** Data for the task follows **

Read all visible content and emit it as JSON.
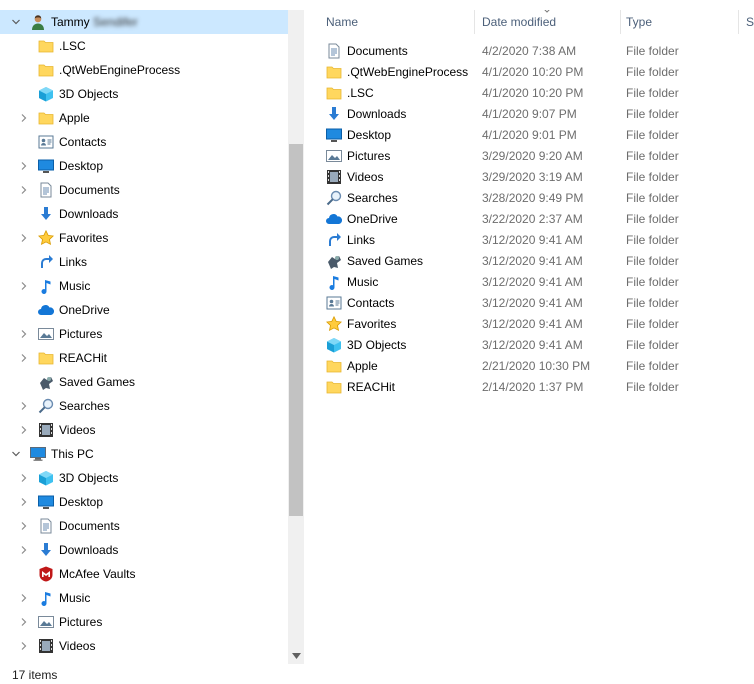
{
  "nav": {
    "items": [
      {
        "label": "Tammy Sendifer",
        "icon": "user-icon",
        "chevron": "down",
        "indent": 0,
        "selected": true,
        "blurred": true
      },
      {
        "label": ".LSC",
        "icon": "folder-icon",
        "chevron": "none",
        "indent": 1
      },
      {
        "label": ".QtWebEngineProcess",
        "icon": "folder-icon",
        "chevron": "none",
        "indent": 1
      },
      {
        "label": "3D Objects",
        "icon": "3d-objects-icon",
        "chevron": "none",
        "indent": 1
      },
      {
        "label": "Apple",
        "icon": "folder-icon",
        "chevron": "right",
        "indent": 1
      },
      {
        "label": "Contacts",
        "icon": "contacts-icon",
        "chevron": "none",
        "indent": 1
      },
      {
        "label": "Desktop",
        "icon": "desktop-icon",
        "chevron": "right",
        "indent": 1
      },
      {
        "label": "Documents",
        "icon": "documents-icon",
        "chevron": "right",
        "indent": 1
      },
      {
        "label": "Downloads",
        "icon": "downloads-icon",
        "chevron": "none",
        "indent": 1
      },
      {
        "label": "Favorites",
        "icon": "favorites-icon",
        "chevron": "right",
        "indent": 1
      },
      {
        "label": "Links",
        "icon": "links-icon",
        "chevron": "none",
        "indent": 1
      },
      {
        "label": "Music",
        "icon": "music-icon",
        "chevron": "right",
        "indent": 1
      },
      {
        "label": "OneDrive",
        "icon": "onedrive-icon",
        "chevron": "none",
        "indent": 1
      },
      {
        "label": "Pictures",
        "icon": "pictures-icon",
        "chevron": "right",
        "indent": 1
      },
      {
        "label": "REACHit",
        "icon": "folder-icon",
        "chevron": "right",
        "indent": 1
      },
      {
        "label": "Saved Games",
        "icon": "saved-games-icon",
        "chevron": "none",
        "indent": 1
      },
      {
        "label": "Searches",
        "icon": "searches-icon",
        "chevron": "right",
        "indent": 1
      },
      {
        "label": "Videos",
        "icon": "videos-icon",
        "chevron": "right",
        "indent": 1
      },
      {
        "label": "This PC",
        "icon": "this-pc-icon",
        "chevron": "down",
        "indent": 0
      },
      {
        "label": "3D Objects",
        "icon": "3d-objects-icon",
        "chevron": "right",
        "indent": 1
      },
      {
        "label": "Desktop",
        "icon": "desktop-icon",
        "chevron": "right",
        "indent": 1
      },
      {
        "label": "Documents",
        "icon": "documents-icon",
        "chevron": "right",
        "indent": 1
      },
      {
        "label": "Downloads",
        "icon": "downloads-icon",
        "chevron": "right",
        "indent": 1
      },
      {
        "label": "McAfee Vaults",
        "icon": "mcafee-icon",
        "chevron": "none",
        "indent": 1
      },
      {
        "label": "Music",
        "icon": "music-icon",
        "chevron": "right",
        "indent": 1
      },
      {
        "label": "Pictures",
        "icon": "pictures-icon",
        "chevron": "right",
        "indent": 1
      },
      {
        "label": "Videos",
        "icon": "videos-icon",
        "chevron": "right",
        "indent": 1
      }
    ]
  },
  "list": {
    "columns": {
      "name": "Name",
      "date": "Date modified",
      "type": "Type",
      "size": "Si"
    },
    "rows": [
      {
        "name": "Documents",
        "date": "4/2/2020 7:38 AM",
        "type": "File folder",
        "icon": "documents-icon"
      },
      {
        "name": ".QtWebEngineProcess",
        "date": "4/1/2020 10:20 PM",
        "type": "File folder",
        "icon": "folder-icon"
      },
      {
        "name": ".LSC",
        "date": "4/1/2020 10:20 PM",
        "type": "File folder",
        "icon": "folder-icon"
      },
      {
        "name": "Downloads",
        "date": "4/1/2020 9:07 PM",
        "type": "File folder",
        "icon": "downloads-icon"
      },
      {
        "name": "Desktop",
        "date": "4/1/2020 9:01 PM",
        "type": "File folder",
        "icon": "desktop-icon"
      },
      {
        "name": "Pictures",
        "date": "3/29/2020 9:20 AM",
        "type": "File folder",
        "icon": "pictures-icon"
      },
      {
        "name": "Videos",
        "date": "3/29/2020 3:19 AM",
        "type": "File folder",
        "icon": "videos-icon"
      },
      {
        "name": "Searches",
        "date": "3/28/2020 9:49 PM",
        "type": "File folder",
        "icon": "searches-icon"
      },
      {
        "name": "OneDrive",
        "date": "3/22/2020 2:37 AM",
        "type": "File folder",
        "icon": "onedrive-icon"
      },
      {
        "name": "Links",
        "date": "3/12/2020 9:41 AM",
        "type": "File folder",
        "icon": "links-icon"
      },
      {
        "name": "Saved Games",
        "date": "3/12/2020 9:41 AM",
        "type": "File folder",
        "icon": "saved-games-icon"
      },
      {
        "name": "Music",
        "date": "3/12/2020 9:41 AM",
        "type": "File folder",
        "icon": "music-icon"
      },
      {
        "name": "Contacts",
        "date": "3/12/2020 9:41 AM",
        "type": "File folder",
        "icon": "contacts-icon"
      },
      {
        "name": "Favorites",
        "date": "3/12/2020 9:41 AM",
        "type": "File folder",
        "icon": "favorites-icon"
      },
      {
        "name": "3D Objects",
        "date": "3/12/2020 9:41 AM",
        "type": "File folder",
        "icon": "3d-objects-icon"
      },
      {
        "name": "Apple",
        "date": "2/21/2020 10:30 PM",
        "type": "File folder",
        "icon": "folder-icon"
      },
      {
        "name": "REACHit",
        "date": "2/14/2020 1:37 PM",
        "type": "File folder",
        "icon": "folder-icon"
      }
    ]
  },
  "status": {
    "item_count": "17 items"
  },
  "colors": {
    "selection": "#cce8ff",
    "header_text": "#4c607a",
    "secondary_text": "#6d6d6d",
    "folder": "#ffd75e"
  }
}
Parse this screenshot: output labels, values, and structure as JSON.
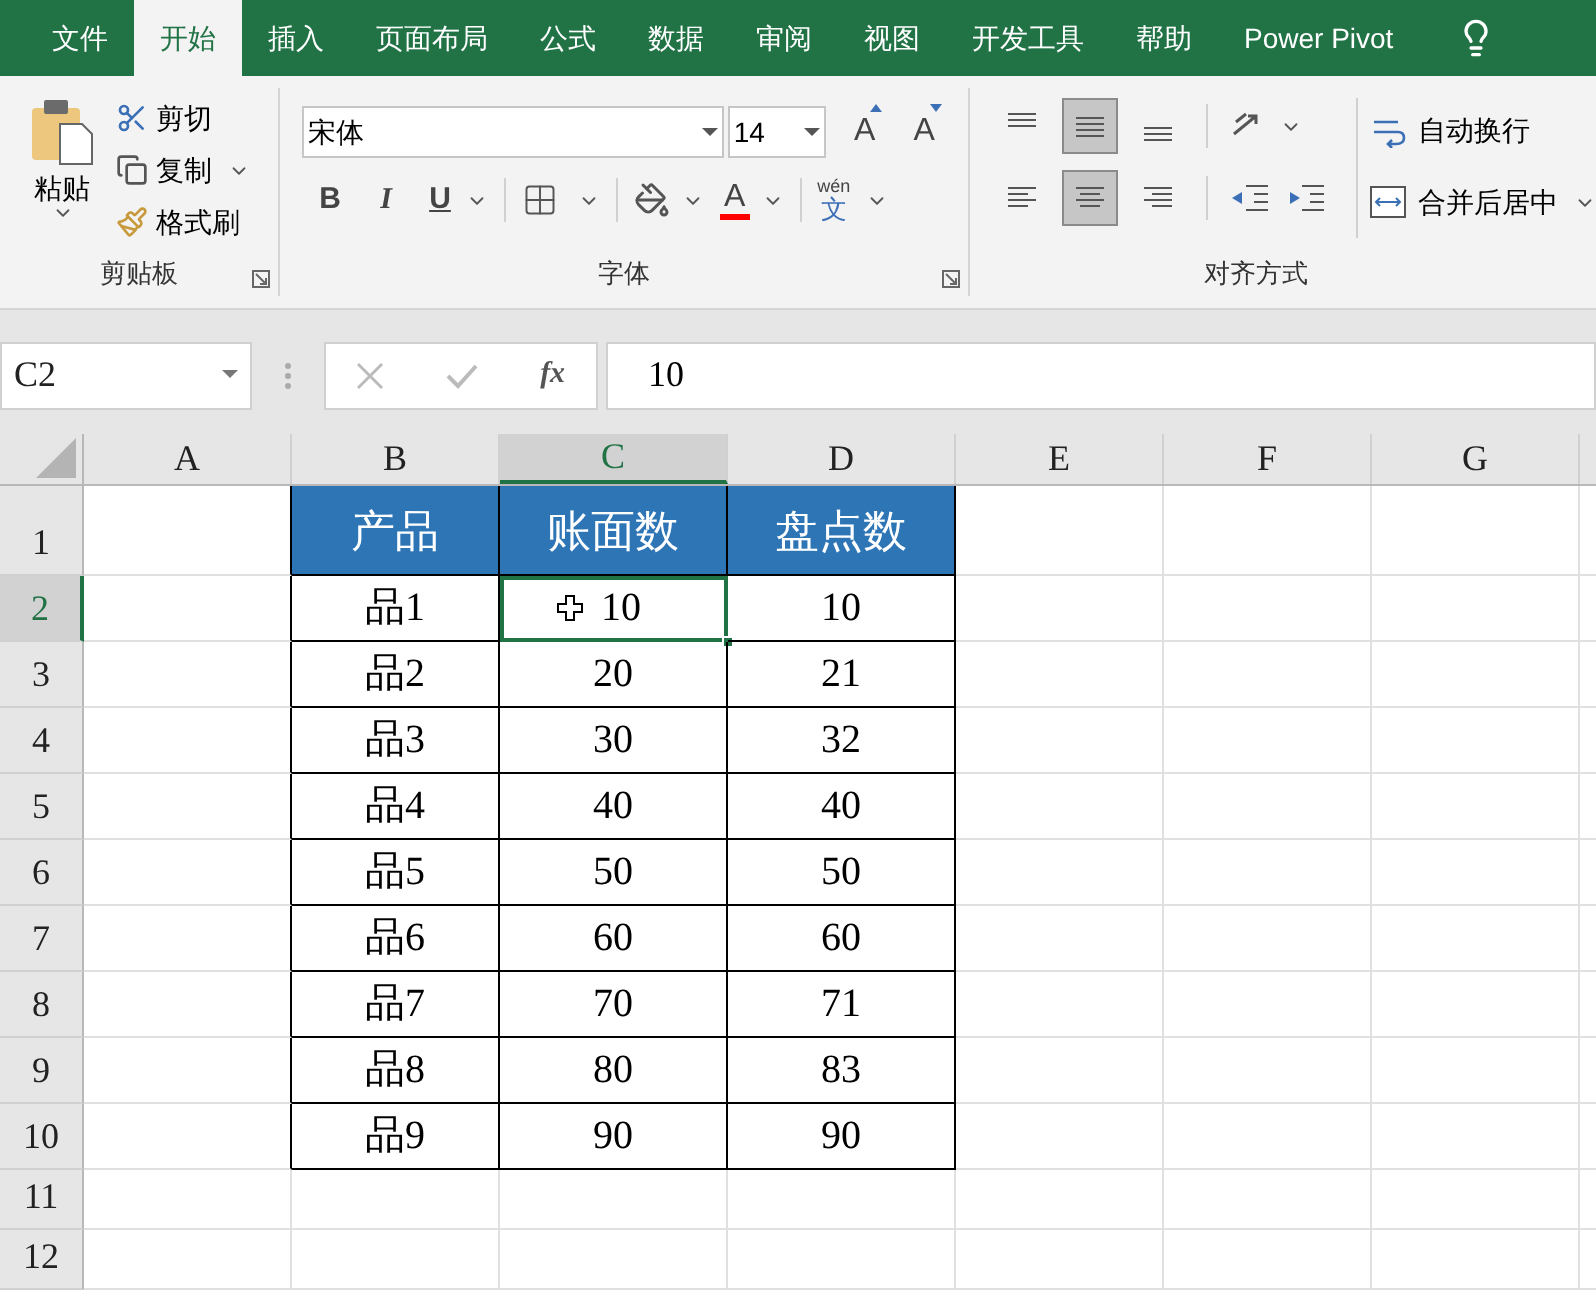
{
  "tabs": [
    {
      "label": "文件",
      "selected": false
    },
    {
      "label": "开始",
      "selected": true
    },
    {
      "label": "插入",
      "selected": false
    },
    {
      "label": "页面布局",
      "selected": false
    },
    {
      "label": "公式",
      "selected": false
    },
    {
      "label": "数据",
      "selected": false
    },
    {
      "label": "审阅",
      "selected": false
    },
    {
      "label": "视图",
      "selected": false
    },
    {
      "label": "开发工具",
      "selected": false
    },
    {
      "label": "帮助",
      "selected": false
    },
    {
      "label": "Power Pivot",
      "selected": false
    }
  ],
  "ribbon": {
    "clipboard": {
      "paste": "粘贴",
      "cut": "剪切",
      "copy": "复制",
      "format_painter": "格式刷",
      "label": "剪贴板"
    },
    "font": {
      "name": "宋体",
      "size": "14",
      "grow": "A",
      "shrink": "A",
      "bold": "B",
      "italic": "I",
      "underline": "U",
      "font_color": "A",
      "phonetic": "wén",
      "phonetic_char": "文",
      "label": "字体"
    },
    "alignment": {
      "vertical": [
        {
          "kind": "top",
          "selected": false
        },
        {
          "kind": "middle",
          "selected": true
        },
        {
          "kind": "bottom",
          "selected": false
        }
      ],
      "horizontal": [
        {
          "kind": "left",
          "selected": false
        },
        {
          "kind": "center",
          "selected": true
        },
        {
          "kind": "right",
          "selected": false
        }
      ],
      "wrap": "自动换行",
      "merge": "合并后居中",
      "label": "对齐方式"
    }
  },
  "formula_bar": {
    "name_box": "C2",
    "fx": "fx",
    "value": "10"
  },
  "sheet": {
    "columns": [
      {
        "label": "A",
        "selected": false
      },
      {
        "label": "B",
        "selected": false
      },
      {
        "label": "C",
        "selected": true
      },
      {
        "label": "D",
        "selected": false
      },
      {
        "label": "E",
        "selected": false
      },
      {
        "label": "F",
        "selected": false
      },
      {
        "label": "G",
        "selected": false
      }
    ],
    "rows": [
      {
        "label": "1",
        "selected": false
      },
      {
        "label": "2",
        "selected": true
      },
      {
        "label": "3",
        "selected": false
      },
      {
        "label": "4",
        "selected": false
      },
      {
        "label": "5",
        "selected": false
      },
      {
        "label": "6",
        "selected": false
      },
      {
        "label": "7",
        "selected": false
      },
      {
        "label": "8",
        "selected": false
      },
      {
        "label": "9",
        "selected": false
      },
      {
        "label": "10",
        "selected": false
      },
      {
        "label": "11",
        "selected": false
      },
      {
        "label": "12",
        "selected": false
      }
    ],
    "table": {
      "header": [
        "产品",
        "账面数",
        "盘点数"
      ],
      "rows": [
        {
          "cells": [
            {
              "text": "品1",
              "selected": false
            },
            {
              "text": "10",
              "selected": true
            },
            {
              "text": "10",
              "selected": false
            }
          ]
        },
        {
          "cells": [
            {
              "text": "品2",
              "selected": false
            },
            {
              "text": "20",
              "selected": false
            },
            {
              "text": "21",
              "selected": false
            }
          ]
        },
        {
          "cells": [
            {
              "text": "品3",
              "selected": false
            },
            {
              "text": "30",
              "selected": false
            },
            {
              "text": "32",
              "selected": false
            }
          ]
        },
        {
          "cells": [
            {
              "text": "品4",
              "selected": false
            },
            {
              "text": "40",
              "selected": false
            },
            {
              "text": "40",
              "selected": false
            }
          ]
        },
        {
          "cells": [
            {
              "text": "品5",
              "selected": false
            },
            {
              "text": "50",
              "selected": false
            },
            {
              "text": "50",
              "selected": false
            }
          ]
        },
        {
          "cells": [
            {
              "text": "品6",
              "selected": false
            },
            {
              "text": "60",
              "selected": false
            },
            {
              "text": "60",
              "selected": false
            }
          ]
        },
        {
          "cells": [
            {
              "text": "品7",
              "selected": false
            },
            {
              "text": "70",
              "selected": false
            },
            {
              "text": "71",
              "selected": false
            }
          ]
        },
        {
          "cells": [
            {
              "text": "品8",
              "selected": false
            },
            {
              "text": "80",
              "selected": false
            },
            {
              "text": "83",
              "selected": false
            }
          ]
        },
        {
          "cells": [
            {
              "text": "品9",
              "selected": false
            },
            {
              "text": "90",
              "selected": false
            },
            {
              "text": "90",
              "selected": false
            }
          ]
        }
      ]
    }
  }
}
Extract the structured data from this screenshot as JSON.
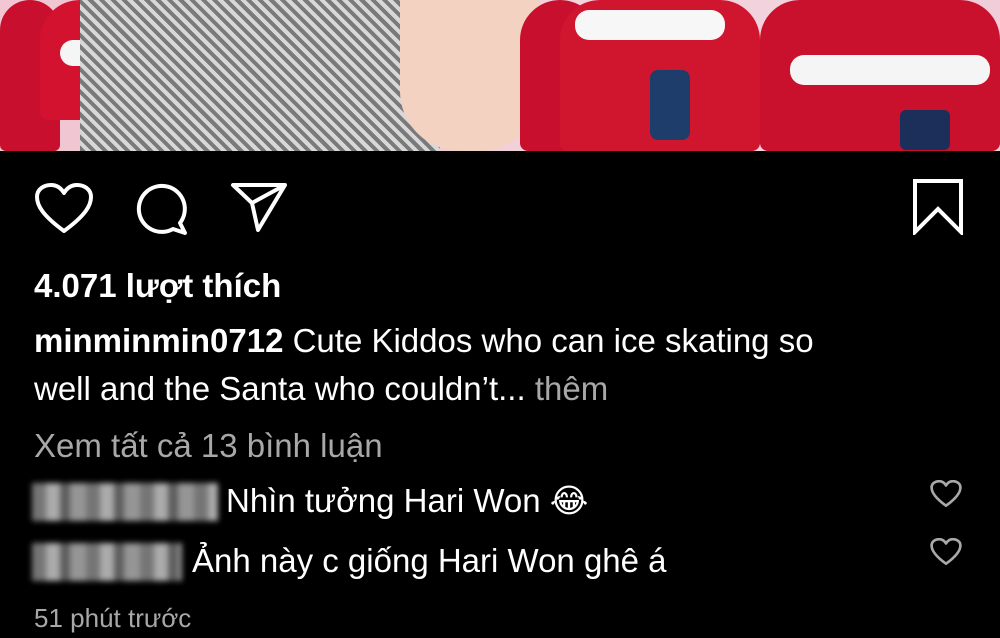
{
  "post": {
    "likes": "4.071 lượt thích",
    "username": "minminmin0712",
    "caption_line1": "Cute Kiddos who can ice skating so",
    "caption_line2": "well and the Santa who couldn’t...",
    "more_label": "thêm",
    "view_all_comments": "Xem tất cả 13 bình luận",
    "timestamp": "51 phút trước"
  },
  "comments": [
    {
      "text": "Nhìn tưởng Hari Won 😂"
    },
    {
      "text": "Ảnh  này c giống Hari Won ghê á"
    }
  ],
  "icons": {
    "like": "heart-icon",
    "comment": "comment-icon",
    "share": "send-icon",
    "save": "bookmark-icon"
  },
  "colors": {
    "background": "#000000",
    "text": "#ffffff",
    "secondary_text": "#a8a8a8"
  }
}
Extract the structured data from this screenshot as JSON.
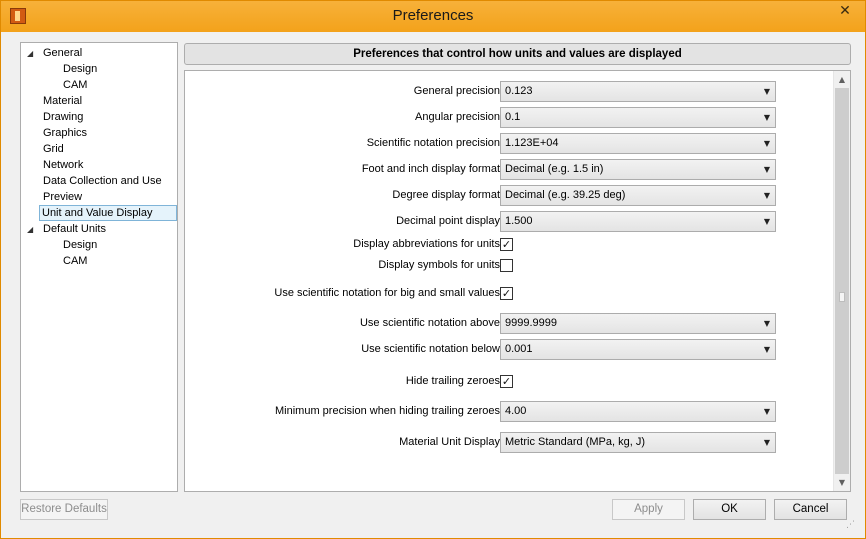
{
  "window": {
    "title": "Preferences",
    "close_glyph": "✕"
  },
  "tree": {
    "items": [
      {
        "label": "General",
        "expanded": true
      },
      {
        "label": "Design"
      },
      {
        "label": "CAM"
      },
      {
        "label": "Material"
      },
      {
        "label": "Drawing"
      },
      {
        "label": "Graphics"
      },
      {
        "label": "Grid"
      },
      {
        "label": "Network"
      },
      {
        "label": "Data Collection and Use"
      },
      {
        "label": "Preview"
      },
      {
        "label": "Unit and Value Display",
        "selected": true
      },
      {
        "label": "Default Units",
        "expanded": true
      },
      {
        "label": "Design"
      },
      {
        "label": "CAM"
      }
    ],
    "expander_glyph": "◢"
  },
  "header": {
    "text": "Preferences that control how units and values are displayed"
  },
  "settings": {
    "general_precision": {
      "label": "General precision",
      "value": "0.123"
    },
    "angular_precision": {
      "label": "Angular precision",
      "value": "0.1"
    },
    "scientific_precision": {
      "label": "Scientific notation precision",
      "value": "1.123E+04"
    },
    "foot_inch_format": {
      "label": "Foot and inch display format",
      "value": "Decimal (e.g. 1.5 in)"
    },
    "degree_format": {
      "label": "Degree display format",
      "value": "Decimal (e.g. 39.25 deg)"
    },
    "decimal_point": {
      "label": "Decimal point display",
      "value": "1.500"
    },
    "display_abbreviations": {
      "label": "Display abbreviations for units",
      "checked": true
    },
    "display_symbols": {
      "label": "Display symbols for units",
      "checked": false
    },
    "use_scientific": {
      "label": "Use scientific notation for big and small values",
      "checked": true
    },
    "scientific_above": {
      "label": "Use scientific notation above",
      "value": "9999.9999"
    },
    "scientific_below": {
      "label": "Use scientific notation below",
      "value": "0.001"
    },
    "hide_trailing_zeroes": {
      "label": "Hide trailing zeroes",
      "checked": true
    },
    "min_precision_hiding": {
      "label": "Minimum precision when hiding trailing zeroes",
      "value": "4.00"
    },
    "material_unit_display": {
      "label": "Material Unit Display",
      "value": "Metric Standard (MPa, kg, J)"
    }
  },
  "glyphs": {
    "dropdown_arrow": "▼",
    "check": "✓",
    "scroll_up": "▲",
    "scroll_down": "▼"
  },
  "buttons": {
    "restore_defaults": "Restore Defaults",
    "apply": "Apply",
    "ok": "OK",
    "cancel": "Cancel"
  },
  "colors": {
    "titlebar": "#f5a623",
    "selection": "#e5f3fb"
  }
}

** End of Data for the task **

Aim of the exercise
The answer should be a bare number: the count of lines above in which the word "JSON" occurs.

Response to this exercise
4